Even the best and brightest can get things wrong, which is why science depends on corroboration to get things right. On Respectful Insolence, Orac investigates the conviction of six Italian seismologists for failing to warn people about an earthquake that killed 300. Orac writes “‘earthquake swarms’ are not uncommon in the L’Aquila region” and “a medium-sized shock in a swarm forecasts a major event within several days only 2% of the time.” But for accurately assessing the risk of a major event, the government employees have been sentenced to six years in prison for manslaughter. On Starts With a Bang, Ethan Siegel outlines the requirements for a truly scientific prediction, adding “some natural phenomena are simply presently beyond the reach of science.” Meanwhile, on The Weizmann Wave, new research contradicts the hypothesis that certain lake bacteria can substitute arsenic for phosphate in their DNA. Rather than exploit the local abundance of arsenic, these bacteria “have actually evolved to reject it ever more efficiently.”
Greg Laden draws our attention to an object named Vesta, which by itself makes up 9% of the asteroid belt. Greg says “if you take the largest handful of objects in the asteroid belt, Ceres, Vesta, Pallas and 10 Hygiea, you’ve got half of the mass of the entire thing, according to the most current estimates.” According to NASA, Vesta is even differentiated, meaning it was once hot enough to form a core, mantle, and crust. On Life at the SETI Institute, the Analysis Lead on NASA’s Kepler project explains how to spot a planet from hundreds of millions of miles away. Dr. Jon Jenkins says “We’re looking for one part per 10,000 drop in brightness caused by this tiny planet blocking a small fraction of the light from the star.” Kepler finds about ten new planetary candidates every day, and can also “hear” starquakes, the “songs of the stars.” Finally, on Starts With a Bang!, Ethan Siegel brings planetary dynamics closer to home. He says earthquakes occur as the planet differentiates itself, bringing the heaviest elements to the core, and the lightest elements to the surface. Every time this happens, the world spins a little faster.

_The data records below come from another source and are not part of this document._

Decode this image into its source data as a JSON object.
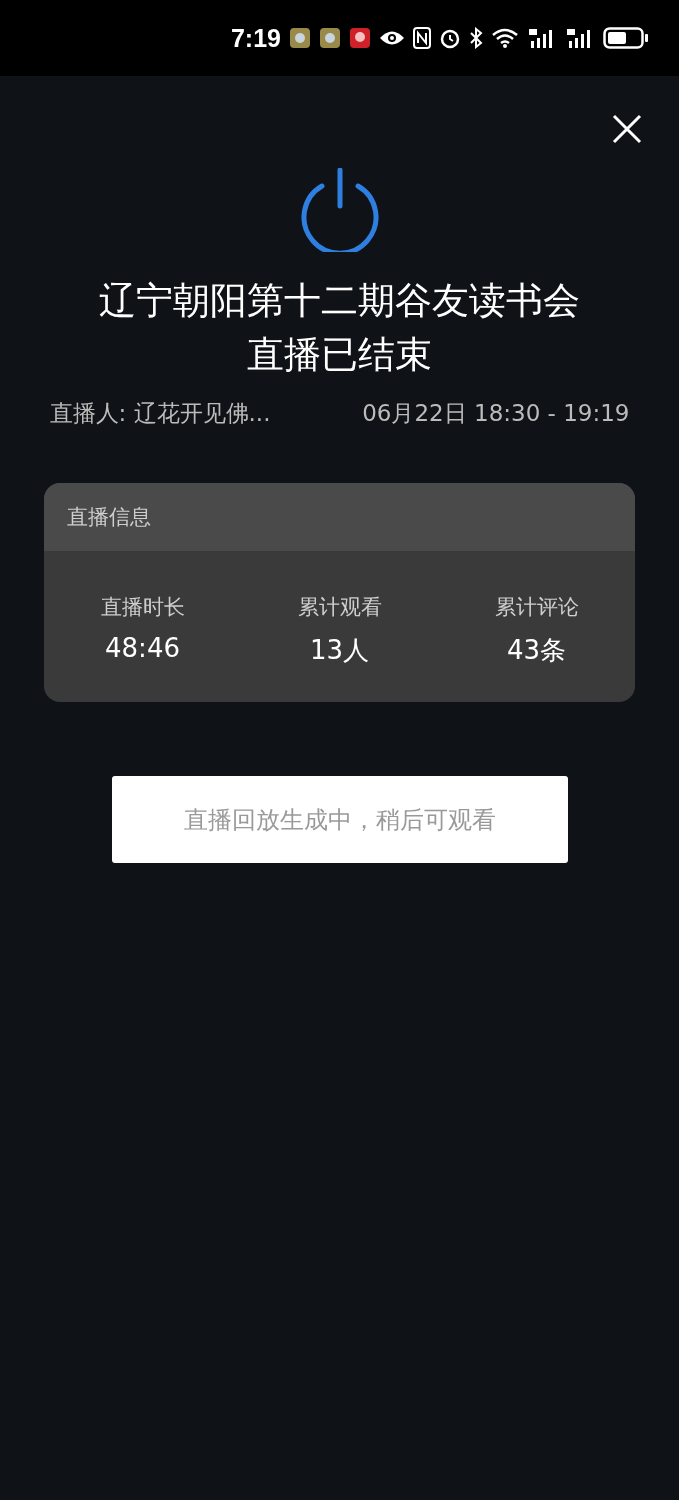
{
  "status_bar": {
    "time": "7:19"
  },
  "title_lines": [
    "辽宁朝阳第十二期谷友读书会",
    "直播已结束"
  ],
  "host": "直播人: 辽花开见佛...",
  "time_range": "06月22日 18:30 - 19:19",
  "info_card": {
    "title": "直播信息",
    "stats": [
      {
        "label": "直播时长",
        "value": "48:46"
      },
      {
        "label": "累计观看",
        "value": "13人"
      },
      {
        "label": "累计评论",
        "value": "43条"
      }
    ]
  },
  "replay_button": "直播回放生成中，稍后可观看"
}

The staggering 9.0 magnitude earthquake that struck off the coast of Japan March 11 sent a thirty foot tall tsunami raging up to six miles inland, with diminished waves reaching all the way to the Pacific Islands and the shores of North America. In Japan, thousands are dead, and the devastation is stunning. On Thoughts from Kansas, Josh Rosenau reflects that due Japanese diligence may have spared millions of lives, noting “the earthquake in Haiti last year, which was 100 times weaker, killed 230,000.” On Observations of a Nerd, Christie Wilcox recounts her experience in Hawaii, from watching the disaster unfold on television to waiting for the “eerie tsunami sirens” to wail. And Greg Laden screens a collection of videos showing the initial havoc in Japan.
- Millions saved in Japan by good engineering and government building

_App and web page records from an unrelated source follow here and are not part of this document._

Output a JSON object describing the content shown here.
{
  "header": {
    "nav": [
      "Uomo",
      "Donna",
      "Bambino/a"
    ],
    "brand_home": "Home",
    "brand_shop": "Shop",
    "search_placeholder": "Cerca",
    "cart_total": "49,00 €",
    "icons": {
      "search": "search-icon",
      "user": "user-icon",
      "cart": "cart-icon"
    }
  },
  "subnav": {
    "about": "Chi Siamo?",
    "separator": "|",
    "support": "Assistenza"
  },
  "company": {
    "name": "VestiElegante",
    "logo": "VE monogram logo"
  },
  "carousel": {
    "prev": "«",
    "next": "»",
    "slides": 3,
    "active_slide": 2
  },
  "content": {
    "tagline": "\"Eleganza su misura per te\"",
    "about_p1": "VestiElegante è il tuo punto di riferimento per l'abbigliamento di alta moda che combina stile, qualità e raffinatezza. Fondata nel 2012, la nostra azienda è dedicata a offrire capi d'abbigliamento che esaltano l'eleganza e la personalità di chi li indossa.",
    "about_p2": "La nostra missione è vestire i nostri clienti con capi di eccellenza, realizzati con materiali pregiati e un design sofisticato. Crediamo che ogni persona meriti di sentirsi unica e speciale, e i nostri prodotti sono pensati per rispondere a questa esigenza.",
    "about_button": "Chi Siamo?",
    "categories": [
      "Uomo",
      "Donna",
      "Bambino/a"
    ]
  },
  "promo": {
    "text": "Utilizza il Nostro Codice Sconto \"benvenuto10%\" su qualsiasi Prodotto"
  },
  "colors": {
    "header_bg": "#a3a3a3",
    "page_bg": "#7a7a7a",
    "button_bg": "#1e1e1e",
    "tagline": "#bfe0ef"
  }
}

codes on Thoughts from Kansas
- Watching the ripples of the #HItsunami on Observations of a Nerd
- Tsunami/Quake Videos on Greg Laden’s Blog